Fed's preferred replacement: the Secured Overnight Financing Rate,
or SOFR. While large banks and mortgage lenders like Fannie Mae
have started actively using the benchmark, some large U.S.
corporations and other borrowers held off, seeking a benchmark that
could fix rates over longer time spans.
Ms. Yellen urged bankers and other market participants to avoid
alternative rates that, she said, aren't robust enough to become a
benchmark for a multitude of other products and transactions.
"The most critical step in the transition is the move toward
truly robust alternative rates like SOFR," said Ms. Yellen, who
chairs the risk panel. "A failure to adopt robust, alternative
rates would leave us continuing to face the same risks and
challenges we face today."
Securities and Exchange Commission Chairman Gary Gensler
criticized one such alternative, the Bloomberg Short-Term Bank
Yield Index. The index's value is based primarily on trading in
commercial paper and certificates of deposit issued by 34 banks, he
The index has some of the same shortcomings as Libor, Mr.
Gensler said.

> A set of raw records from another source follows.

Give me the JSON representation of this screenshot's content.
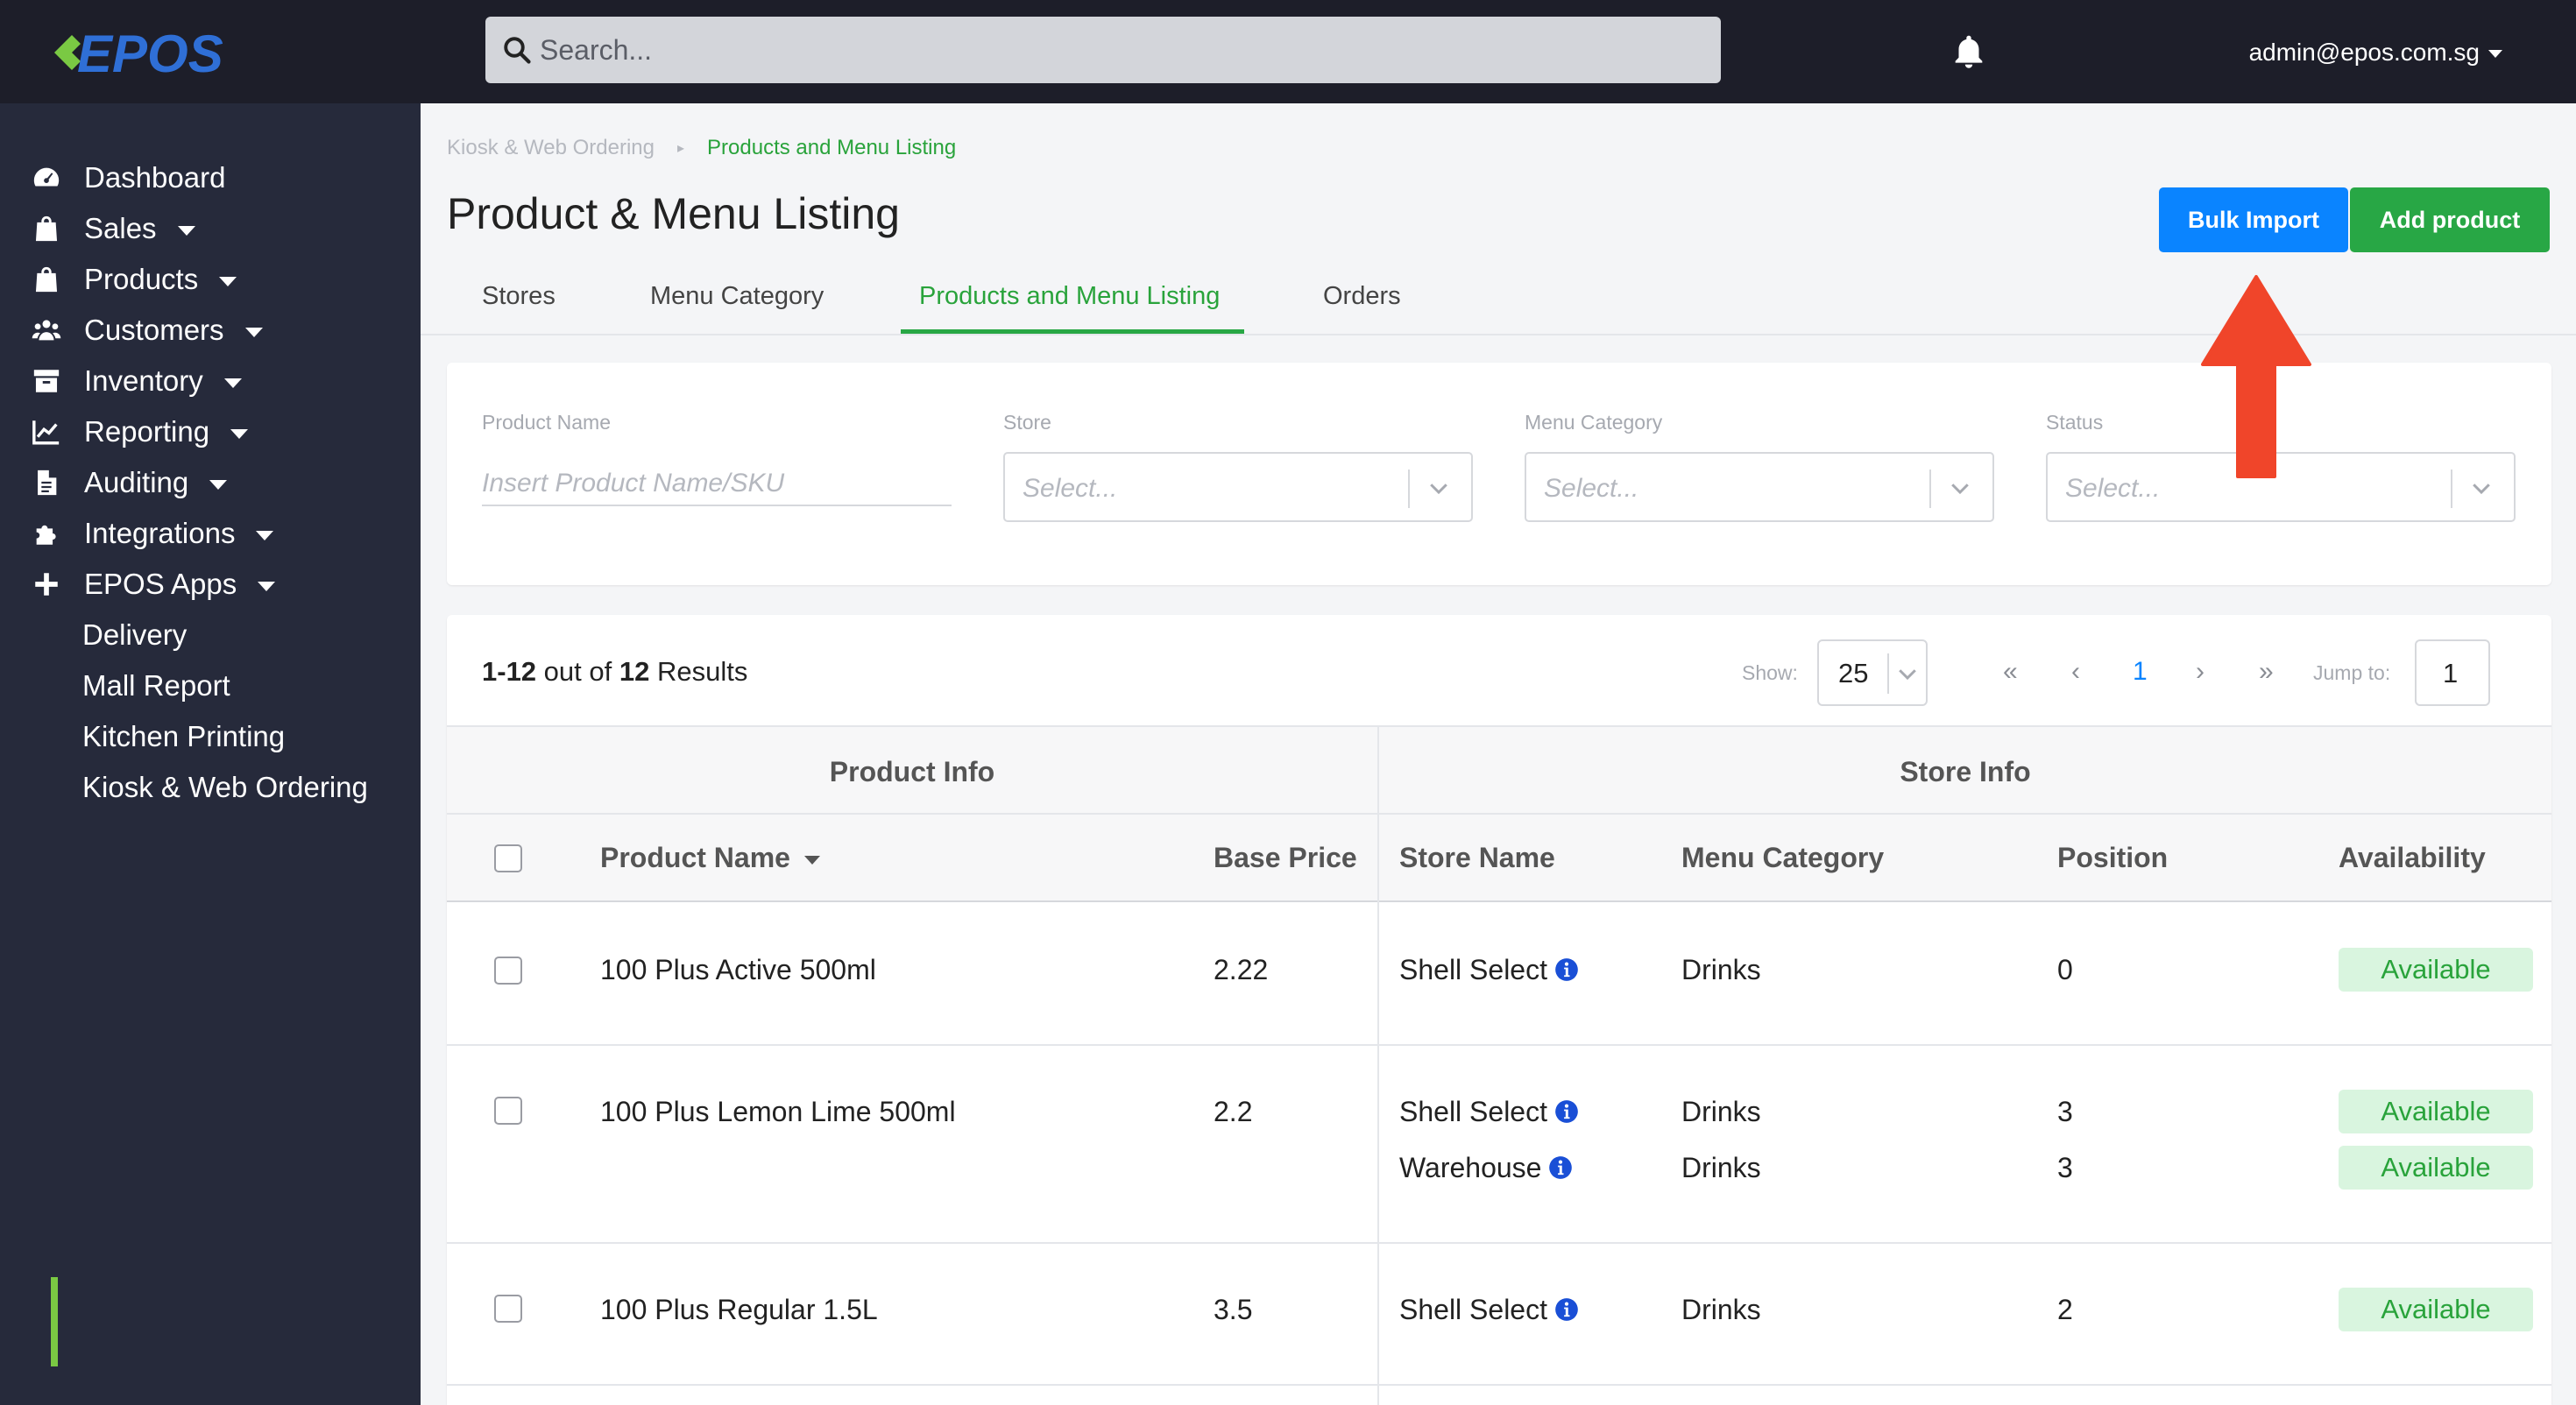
{
  "app": {
    "logo_text": "EPOS",
    "brand_color": "#7ac943",
    "accent": "#0a84ff",
    "success": "#28a745"
  },
  "topbar": {
    "search_placeholder": "Search...",
    "user": "admin@epos.com.sg",
    "icons": [
      "search-icon",
      "bell-icon"
    ]
  },
  "sidebar": {
    "items": [
      {
        "label": "Dashboard",
        "icon": "dashboard-icon"
      },
      {
        "label": "Sales",
        "icon": "shopping-bag-icon"
      },
      {
        "label": "Products",
        "icon": "shopping-bag-icon"
      },
      {
        "label": "Customers",
        "icon": "users-icon"
      },
      {
        "label": "Inventory",
        "icon": "archive-icon"
      },
      {
        "label": "Reporting",
        "icon": "chart-icon"
      },
      {
        "label": "Auditing",
        "icon": "document-icon"
      },
      {
        "label": "Integrations",
        "icon": "puzzle-icon"
      },
      {
        "label": "EPOS Apps",
        "icon": "plus-icon"
      }
    ],
    "sub_items": [
      {
        "label": "Delivery"
      },
      {
        "label": "Mall Report"
      },
      {
        "label": "Kitchen Printing"
      },
      {
        "label": "Kiosk & Web Ordering",
        "active": true
      }
    ]
  },
  "breadcrumb": {
    "parent": "Kiosk & Web Ordering",
    "current": "Products and Menu Listing"
  },
  "page": {
    "title": "Product & Menu Listing",
    "bulk_import": "Bulk Import",
    "add_product": "Add product"
  },
  "tabs": [
    {
      "label": "Stores"
    },
    {
      "label": "Menu Category"
    },
    {
      "label": "Products and Menu Listing",
      "active": true
    },
    {
      "label": "Orders"
    }
  ],
  "filters": {
    "product_name": {
      "label": "Product Name",
      "placeholder": "Insert Product Name/SKU"
    },
    "store": {
      "label": "Store",
      "placeholder": "Select..."
    },
    "menu_category": {
      "label": "Menu Category",
      "placeholder": "Select..."
    },
    "status": {
      "label": "Status",
      "placeholder": "Select..."
    }
  },
  "results": {
    "range": "1-12",
    "out_of": "out of",
    "total": "12",
    "results_word": "Results",
    "show_label": "Show:",
    "show_value": "25",
    "pagination": {
      "first": "«",
      "prev": "‹",
      "page": "1",
      "next": "›",
      "last": "»"
    },
    "jump_label": "Jump to:",
    "jump_value": "1"
  },
  "table": {
    "groups": {
      "product": "Product Info",
      "store": "Store Info"
    },
    "columns": {
      "product_name": "Product Name",
      "base_price": "Base Price",
      "store_name": "Store Name",
      "menu_category": "Menu Category",
      "position": "Position",
      "availability": "Availability"
    },
    "rows": [
      {
        "product_name": "100 Plus Active 500ml",
        "base_price": "2.22",
        "stores": [
          {
            "store_name": "Shell Select",
            "menu_category": "Drinks",
            "position": "0",
            "availability": "Available"
          }
        ]
      },
      {
        "product_name": "100 Plus Lemon Lime 500ml",
        "base_price": "2.2",
        "stores": [
          {
            "store_name": "Shell Select",
            "menu_category": "Drinks",
            "position": "3",
            "availability": "Available"
          },
          {
            "store_name": "Warehouse",
            "menu_category": "Drinks",
            "position": "3",
            "availability": "Available"
          }
        ]
      },
      {
        "product_name": "100 Plus Regular 1.5L",
        "base_price": "3.5",
        "stores": [
          {
            "store_name": "Shell Select",
            "menu_category": "Drinks",
            "position": "2",
            "availability": "Available"
          }
        ]
      }
    ]
  }
}
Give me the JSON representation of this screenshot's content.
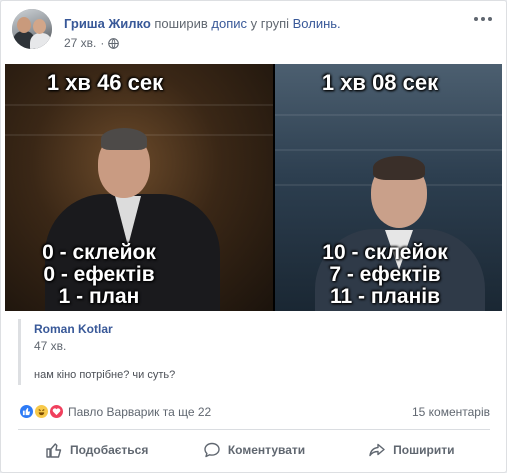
{
  "post": {
    "author": "Гриша Жилко",
    "shared_verb": "поширив",
    "shared_object": "допис",
    "group_prefix": "у групі",
    "group_name": "Волинь.",
    "time": "27 хв.",
    "privacy_icon": "globe-icon",
    "more_icon": "more-options-icon"
  },
  "image": {
    "left": {
      "time": "1 хв 46 сек",
      "stats": [
        "0 - склейок",
        "0 - ефектів",
        "1 - план"
      ]
    },
    "right": {
      "time": "1 хв 08 сек",
      "stats": [
        "10 - склейок",
        "7 - ефектів",
        "11 - планів"
      ]
    }
  },
  "shared": {
    "author": "Roman Kotlar",
    "time": "47 хв.",
    "text": "нам кіно потрібне? чи суть?"
  },
  "reactions": {
    "icons": [
      "like-icon",
      "haha-icon",
      "love-icon"
    ],
    "names": "Павло Варварик та ще 22",
    "comments": "15 коментарів"
  },
  "actions": {
    "like": "Подобається",
    "comment": "Коментувати",
    "share": "Поширити"
  },
  "colors": {
    "link": "#385898",
    "muted": "#606770",
    "like_blue": "#2e7bf6",
    "love_red": "#f0405d",
    "haha_yellow": "#f7c94a"
  }
}
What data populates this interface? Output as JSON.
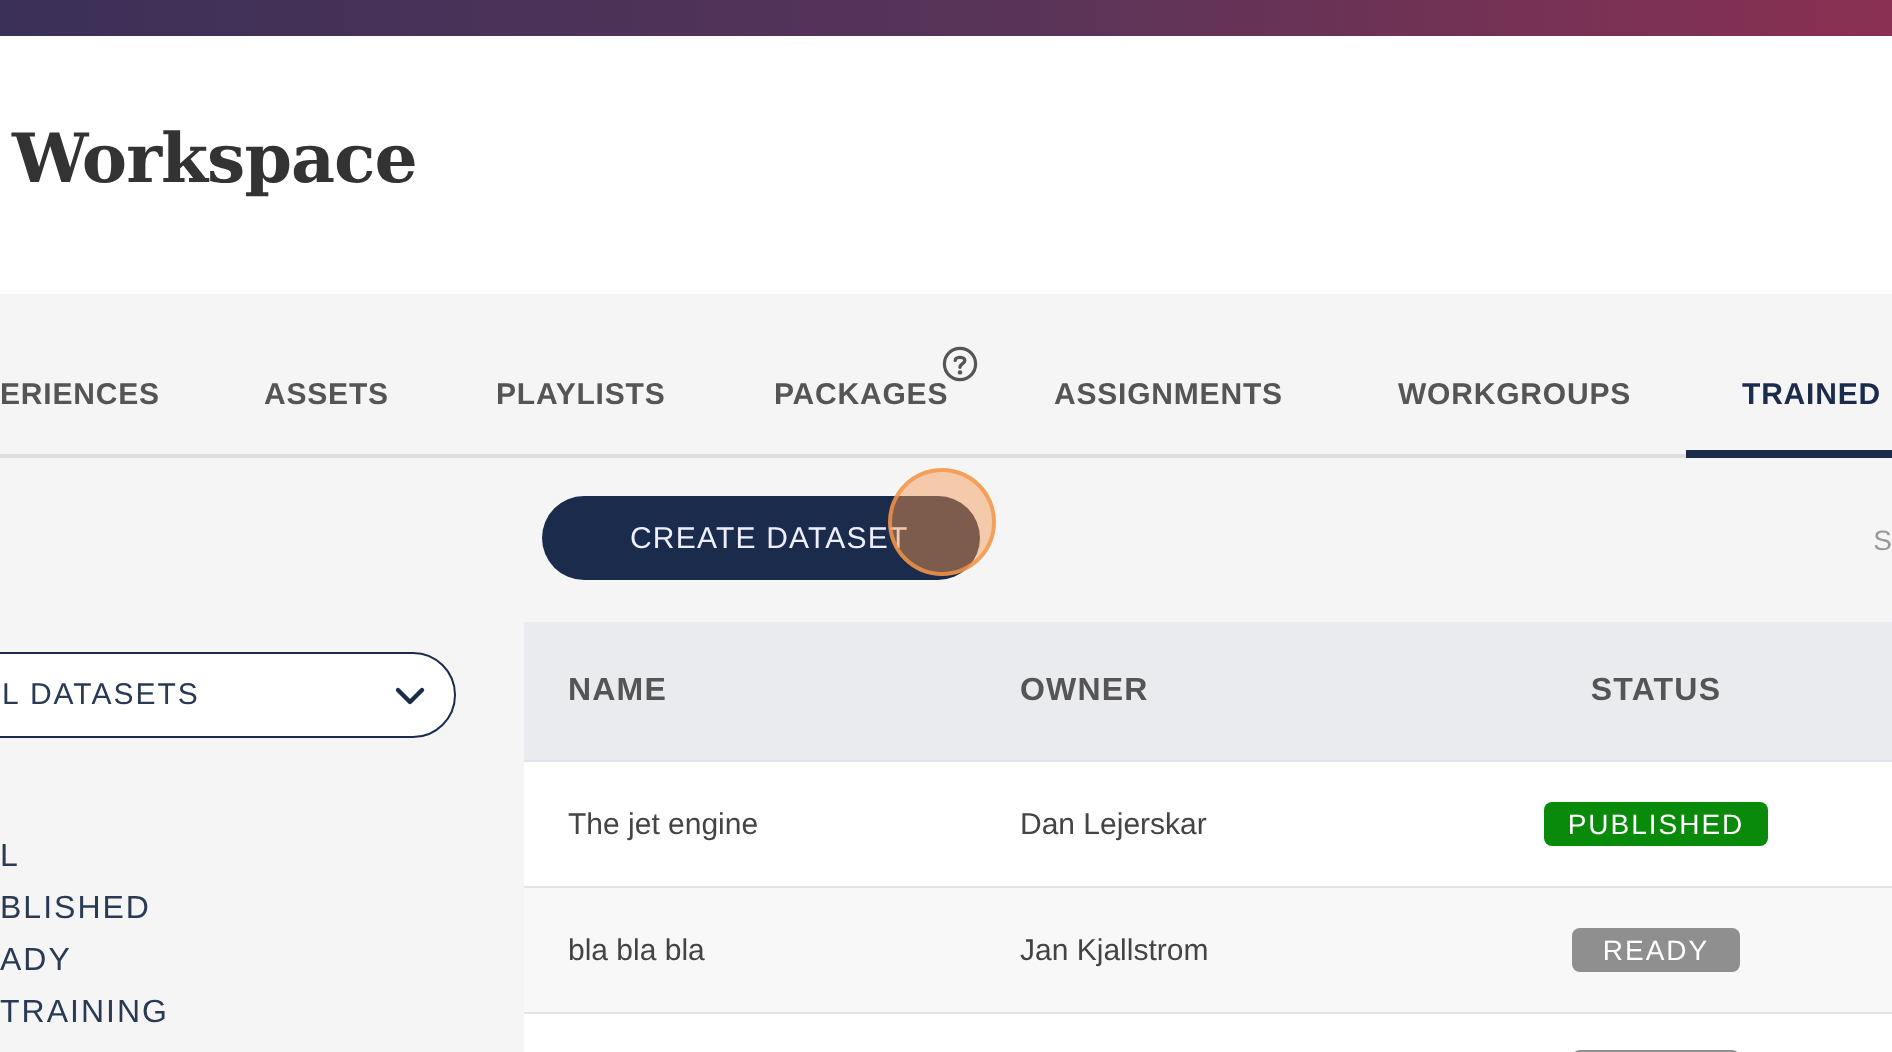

There isn't enough trading behind it to support a
reliable index rate to be used to price other assets, whose value
would far exceed the trading underpinning the bank yield index, he
"When a benchmark is mismatched like that, there's a heck of an
economic incentive to manipulate it," Mr. Gensler said. "It
presents similar risks to financial stability and market
resiliency" as Libor.
A representative for Bloomberg LP didn't immediately respond to
a request for comment.
Deeply rooted in markets, Libor was marred by a 2012 scandal
that led to convictions for some traders and penalties for numerous
If the transition doesn't go as planned, consumers could end up
on the hook for increased payments on credit-card loans and other
borrowings, while small businesses could face higher fixed rates
Write to Andrew Ackerman at email@example.com and Dave
Michaels at firstname.lastname@example.org
(END) Dow Jones Newswires
June 11, 2021 16:41 ET (20:41 GMT)
Copyright (c) 2021 Dow Jones & Company, Inc.